*** Opening Data shown ***

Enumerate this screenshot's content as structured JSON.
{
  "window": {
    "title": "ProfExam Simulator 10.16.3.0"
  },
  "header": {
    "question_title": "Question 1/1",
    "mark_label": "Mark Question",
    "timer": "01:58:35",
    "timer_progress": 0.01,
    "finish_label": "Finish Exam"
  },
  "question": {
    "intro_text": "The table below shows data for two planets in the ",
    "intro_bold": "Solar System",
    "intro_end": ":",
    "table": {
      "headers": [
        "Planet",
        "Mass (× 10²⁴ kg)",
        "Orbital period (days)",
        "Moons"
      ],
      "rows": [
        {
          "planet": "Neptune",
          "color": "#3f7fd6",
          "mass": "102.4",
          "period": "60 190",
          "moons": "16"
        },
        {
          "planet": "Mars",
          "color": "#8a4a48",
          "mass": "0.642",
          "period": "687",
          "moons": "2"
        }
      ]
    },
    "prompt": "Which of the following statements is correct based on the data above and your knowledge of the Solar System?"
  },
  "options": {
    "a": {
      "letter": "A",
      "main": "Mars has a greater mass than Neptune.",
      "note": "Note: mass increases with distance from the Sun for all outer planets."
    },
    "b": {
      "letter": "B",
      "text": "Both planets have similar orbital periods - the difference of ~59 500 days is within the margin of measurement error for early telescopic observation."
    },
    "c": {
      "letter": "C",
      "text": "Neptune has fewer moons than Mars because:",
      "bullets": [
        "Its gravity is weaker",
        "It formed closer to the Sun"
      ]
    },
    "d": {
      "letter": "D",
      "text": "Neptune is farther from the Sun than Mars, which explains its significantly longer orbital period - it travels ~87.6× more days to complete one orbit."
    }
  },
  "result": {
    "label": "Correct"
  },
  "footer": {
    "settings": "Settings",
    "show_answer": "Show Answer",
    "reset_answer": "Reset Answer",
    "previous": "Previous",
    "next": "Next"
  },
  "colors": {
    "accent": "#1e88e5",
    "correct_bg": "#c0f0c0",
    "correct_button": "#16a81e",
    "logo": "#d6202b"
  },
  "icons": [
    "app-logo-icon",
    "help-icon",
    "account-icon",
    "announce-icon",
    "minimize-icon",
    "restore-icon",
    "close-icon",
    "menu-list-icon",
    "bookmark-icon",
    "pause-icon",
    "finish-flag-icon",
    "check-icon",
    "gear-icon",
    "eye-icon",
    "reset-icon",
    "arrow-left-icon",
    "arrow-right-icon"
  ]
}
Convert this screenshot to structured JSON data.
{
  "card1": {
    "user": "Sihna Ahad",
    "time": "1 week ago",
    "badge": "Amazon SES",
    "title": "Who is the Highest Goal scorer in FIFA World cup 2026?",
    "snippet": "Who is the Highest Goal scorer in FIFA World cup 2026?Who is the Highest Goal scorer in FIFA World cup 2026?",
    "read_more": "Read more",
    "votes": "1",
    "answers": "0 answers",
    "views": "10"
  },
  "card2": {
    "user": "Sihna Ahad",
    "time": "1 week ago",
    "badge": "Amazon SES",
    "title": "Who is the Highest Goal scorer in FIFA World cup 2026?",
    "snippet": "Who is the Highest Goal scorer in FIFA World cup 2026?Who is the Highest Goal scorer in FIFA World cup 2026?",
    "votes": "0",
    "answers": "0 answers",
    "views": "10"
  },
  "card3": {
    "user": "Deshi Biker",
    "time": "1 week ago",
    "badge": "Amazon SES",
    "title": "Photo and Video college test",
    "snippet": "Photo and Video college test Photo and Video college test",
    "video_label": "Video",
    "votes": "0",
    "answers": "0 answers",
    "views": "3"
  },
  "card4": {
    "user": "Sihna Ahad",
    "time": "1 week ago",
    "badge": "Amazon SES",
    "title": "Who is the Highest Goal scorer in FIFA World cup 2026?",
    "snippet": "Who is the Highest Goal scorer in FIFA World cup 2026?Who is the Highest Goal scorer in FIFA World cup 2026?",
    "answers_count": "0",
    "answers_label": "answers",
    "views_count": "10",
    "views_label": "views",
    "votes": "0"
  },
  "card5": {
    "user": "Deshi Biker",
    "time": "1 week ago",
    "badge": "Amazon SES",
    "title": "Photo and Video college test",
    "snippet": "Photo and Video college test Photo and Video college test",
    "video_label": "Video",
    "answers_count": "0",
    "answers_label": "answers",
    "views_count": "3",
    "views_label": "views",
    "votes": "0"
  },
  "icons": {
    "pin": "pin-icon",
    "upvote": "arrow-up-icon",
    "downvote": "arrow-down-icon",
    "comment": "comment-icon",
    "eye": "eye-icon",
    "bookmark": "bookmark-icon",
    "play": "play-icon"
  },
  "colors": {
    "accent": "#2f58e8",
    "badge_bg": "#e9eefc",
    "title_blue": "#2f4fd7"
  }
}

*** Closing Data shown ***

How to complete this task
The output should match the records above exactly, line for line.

Solution for this task
Enumerate this screenshot's content as structured JSON.
{
  "window": {
    "title": "ProfExam Simulator 10.16.3.0"
  },
  "header": {
    "question_title": "Question 1/1",
    "mark_label": "Mark Question",
    "timer": "01:58:35",
    "timer_progress": 0.01,
    "finish_label": "Finish Exam"
  },
  "question": {
    "intro_text": "The table below shows data for two planets in the ",
    "intro_bold": "Solar System",
    "intro_end": ":",
    "table": {
      "headers": [
        "Planet",
        "Mass (× 10²⁴ kg)",
        "Orbital period (days)",
        "Moons"
      ],
      "rows": [
        {
          "planet": "Neptune",
          "color": "#3f7fd6",
          "mass": "102.4",
          "period": "60 190",
          "moons": "16"
        },
        {
          "planet": "Mars",
          "color": "#8a4a48",
          "mass": "0.642",
          "period": "687",
          "moons": "2"
        }
      ]
    },
    "prompt": "Which of the following statements is correct based on the data above and your knowledge of the Solar System?"
  },
  "options": {
    "a": {
      "letter": "A",
      "main": "Mars has a greater mass than Neptune.",
      "note": "Note: mass increases with distance from the Sun for all outer planets."
    },
    "b": {
      "letter": "B",
      "text": "Both planets have similar orbital periods - the difference of ~59 500 days is within the margin of measurement error for early telescopic observation."
    },
    "c": {
      "letter": "C",
      "text": "Neptune has fewer moons than Mars because:",
      "bullets": [
        "Its gravity is weaker",
        "It formed closer to the Sun"
      ]
    },
    "d": {
      "letter": "D",
      "text": "Neptune is farther from the Sun than Mars, which explains its significantly longer orbital period - it travels ~87.6× more days to complete one orbit."
    }
  },
  "result": {
    "label": "Correct"
  },
  "footer": {
    "settings": "Settings",
    "show_answer": "Show Answer",
    "reset_answer": "Reset Answer",
    "previous": "Previous",
    "next": "Next"
  },
  "colors": {
    "accent": "#1e88e5",
    "correct_bg": "#c0f0c0",
    "correct_button": "#16a81e",
    "logo": "#d6202b"
  },
  "icons": [
    "app-logo-icon",
    "help-icon",
    "account-icon",
    "announce-icon",
    "minimize-icon",
    "restore-icon",
    "close-icon",
    "menu-list-icon",
    "bookmark-icon",
    "pause-icon",
    "finish-flag-icon",
    "check-icon",
    "gear-icon",
    "eye-icon",
    "reset-icon",
    "arrow-left-icon",
    "arrow-right-icon"
  ]
}
Convert this screenshot to structured JSON data.
{
  "card1": {
    "user": "Sihna Ahad",
    "time": "1 week ago",
    "badge": "Amazon SES",
    "title": "Who is the Highest Goal scorer in FIFA World cup 2026?",
    "snippet": "Who is the Highest Goal scorer in FIFA World cup 2026?Who is the Highest Goal scorer in FIFA World cup 2026?",
    "read_more": "Read more",
    "votes": "1",
    "answers": "0 answers",
    "views": "10"
  },
  "card2": {
    "user": "Sihna Ahad",
    "time": "1 week ago",
    "badge": "Amazon SES",
    "title": "Who is the Highest Goal scorer in FIFA World cup 2026?",
    "snippet": "Who is the Highest Goal scorer in FIFA World cup 2026?Who is the Highest Goal scorer in FIFA World cup 2026?",
    "votes": "0",
    "answers": "0 answers",
    "views": "10"
  },
  "card3": {
    "user": "Deshi Biker",
    "time": "1 week ago",
    "badge": "Amazon SES",
    "title": "Photo and Video college test",
    "snippet": "Photo and Video college test Photo and Video college test",
    "video_label": "Video",
    "votes": "0",
    "answers": "0 answers",
    "views": "3"
  },
  "card4": {
    "user": "Sihna Ahad",
    "time": "1 week ago",
    "badge": "Amazon SES",
    "title": "Who is the Highest Goal scorer in FIFA World cup 2026?",
    "snippet": "Who is the Highest Goal scorer in FIFA World cup 2026?Who is the Highest Goal scorer in FIFA World cup 2026?",
    "answers_count": "0",
    "answers_label": "answers",
    "views_count": "10",
    "views_label": "views",
    "votes": "0"
  },
  "card5": {
    "user": "Deshi Biker",
    "time": "1 week ago",
    "badge": "Amazon SES",
    "title": "Photo and Video college test",
    "snippet": "Photo and Video college test Photo and Video college test",
    "video_label": "Video",
    "answers_count": "0",
    "answers_label": "answers",
    "views_count": "3",
    "views_label": "views",
    "votes": "0"
  },
  "icons": {
    "pin": "pin-icon",
    "upvote": "arrow-up-icon",
    "downvote": "arrow-down-icon",
    "comment": "comment-icon",
    "eye": "eye-icon",
    "bookmark": "bookmark-icon",
    "play": "play-icon"
  },
  "colors": {
    "accent": "#2f58e8",
    "badge_bg": "#e9eefc",
    "title_blue": "#2f4fd7"
  }
}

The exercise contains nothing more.